* [AIM OF THE EXERCISE] If a line in the listing carries the word "name", return a copy of that line.

* [RECORDED INFORMATION]

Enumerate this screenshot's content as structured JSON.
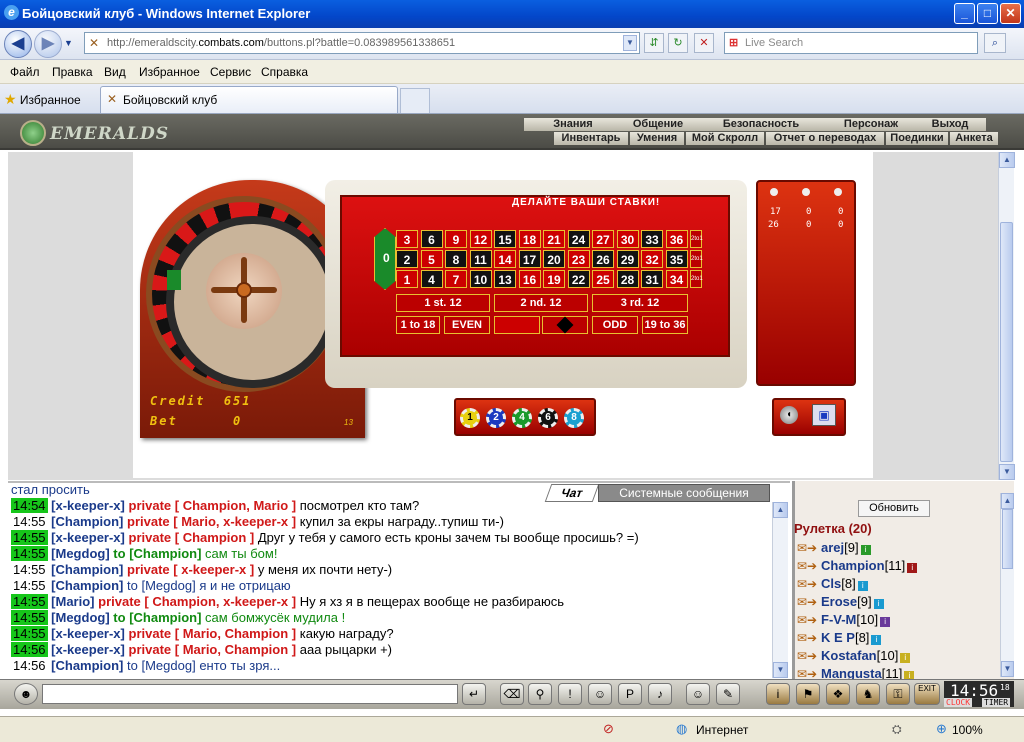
{
  "window": {
    "title": "Бойцовский клуб - Windows Internet Explorer",
    "min": "_",
    "max": "□",
    "close": "✕"
  },
  "nav": {
    "url_prefix": "http://emeraldscity.",
    "url_domain": "combats.com",
    "url_suffix": "/buttons.pl?battle=0.083989561338651",
    "search_placeholder": "Live Search"
  },
  "menu": [
    "Файл",
    "Правка",
    "Вид",
    "Избранное",
    "Сервис",
    "Справка"
  ],
  "favorites_label": "Избранное",
  "tab_title": "Бойцовский клуб",
  "game_header": {
    "logo": "EMERALDS",
    "top_links": [
      "Знания",
      "Общение",
      "Безопасность",
      "Персонаж",
      "Выход"
    ],
    "bottom_links": [
      "Инвентарь",
      "Умения",
      "Мой Скролл",
      "Отчет о переводах",
      "Поединки",
      "Анкета"
    ]
  },
  "roulette": {
    "bet_title": "ДЕЛАЙТЕ ВАШИ СТАВКИ!",
    "credit_label": "Credit",
    "credit_value": "651",
    "bet_label": "Bet",
    "bet_value": "0",
    "small_num": "13",
    "row1": [
      "3",
      "6",
      "9",
      "12",
      "15",
      "18",
      "21",
      "24",
      "27",
      "30",
      "33",
      "36"
    ],
    "row2": [
      "2",
      "5",
      "8",
      "11",
      "14",
      "17",
      "20",
      "23",
      "26",
      "29",
      "32",
      "35"
    ],
    "row3": [
      "1",
      "4",
      "7",
      "10",
      "13",
      "16",
      "19",
      "22",
      "25",
      "28",
      "31",
      "34"
    ],
    "col_label": "2to1",
    "zero": "0",
    "dozens": [
      "1 st. 12",
      "2 nd. 12",
      "3 rd. 12"
    ],
    "outside": [
      "1 to 18",
      "EVEN",
      "ODD",
      "19 to 36"
    ],
    "chips": [
      "1",
      "2",
      "4",
      "6",
      "8"
    ],
    "side_row1": [
      "17",
      "0",
      "0"
    ],
    "side_row2": [
      "26",
      "0",
      "0"
    ]
  },
  "chat": {
    "first_line": "стал просить",
    "tab_chat": "Чат",
    "tab_system": "Системные сообщения",
    "lines": [
      {
        "time": "14:54",
        "green": true,
        "nick": "[x-keeper-x]",
        "kind": "private",
        "target": "[ Champion, Mario ]",
        "text": "посмотрел кто там?"
      },
      {
        "time": "14:55",
        "green": false,
        "nick": "[Champion]",
        "kind": "private",
        "target": "[ Mario, x-keeper-x ]",
        "text": "купил за екры награду..тупиш ти-)"
      },
      {
        "time": "14:55",
        "green": true,
        "nick": "[x-keeper-x]",
        "kind": "private",
        "target": "[ Champion ]",
        "text": "Друг у тебя у самого есть кроны зачем ты вообще просишь? =)"
      },
      {
        "time": "14:55",
        "green": true,
        "nick": "[Megdog]",
        "kind": "to",
        "target": "[Champion]",
        "text": "сам ты бом!"
      },
      {
        "time": "14:55",
        "green": false,
        "nick": "[Champion]",
        "kind": "private",
        "target": "[ x-keeper-x ]",
        "text": "у меня их почти нету-)"
      },
      {
        "time": "14:55",
        "green": false,
        "nick": "[Champion]",
        "kind": "to2",
        "target": "[Megdog]",
        "text": "я и не отрицаю"
      },
      {
        "time": "14:55",
        "green": true,
        "nick": "[Mario]",
        "kind": "private",
        "target": "[ Champion, x-keeper-x ]",
        "text": "Ну я хз я в пещерах вообще не разбираюсь"
      },
      {
        "time": "14:55",
        "green": true,
        "nick": "[Megdog]",
        "kind": "to",
        "target": "[Champion]",
        "text": "сам бомжусёк мудила !"
      },
      {
        "time": "14:55",
        "green": true,
        "nick": "[x-keeper-x]",
        "kind": "private",
        "target": "[ Mario, Champion ]",
        "text": "какую награду?"
      },
      {
        "time": "14:56",
        "green": true,
        "nick": "[x-keeper-x]",
        "kind": "private",
        "target": "[ Mario, Champion ]",
        "text": "ааа рыцарки +)"
      },
      {
        "time": "14:56",
        "green": false,
        "nick": "[Champion]",
        "kind": "to2",
        "target": "[Megdog]",
        "text": "енто ты зря..."
      }
    ],
    "private_word": "private",
    "to_word": "to"
  },
  "users": {
    "refresh": "Обновить",
    "room": "Рулетка (20)",
    "list": [
      {
        "name": "arej",
        "lvl": "[9]",
        "badge": "G"
      },
      {
        "name": "Champion",
        "lvl": "[11]",
        "badge": "R"
      },
      {
        "name": "Cls",
        "lvl": "[8]",
        "badge": "B"
      },
      {
        "name": "Erose",
        "lvl": "[9]",
        "badge": "B"
      },
      {
        "name": "F-V-M",
        "lvl": "[10]",
        "badge": "P"
      },
      {
        "name": "K E P",
        "lvl": "[8]",
        "badge": "B"
      },
      {
        "name": "Kostafan",
        "lvl": "[10]",
        "badge": "Y"
      },
      {
        "name": "Mangusta",
        "lvl": "[11]",
        "badge": "Y"
      }
    ]
  },
  "clock": {
    "time": "14:56",
    "sec": "18",
    "clock_label": "CLOCK",
    "timer_label": "TIMER",
    "exit": "EXIT"
  },
  "status": {
    "zone": "Интернет",
    "zoom": "100%"
  }
}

* [RESULT OF THE EXERCISE]
        "name": "arej",
        "name": "Champion",
        "name": "Cls",
        "name": "Erose",
        "name": "F-V-M",
        "name": "K E P",
        "name": "Kostafan",
        "name": "Mangusta",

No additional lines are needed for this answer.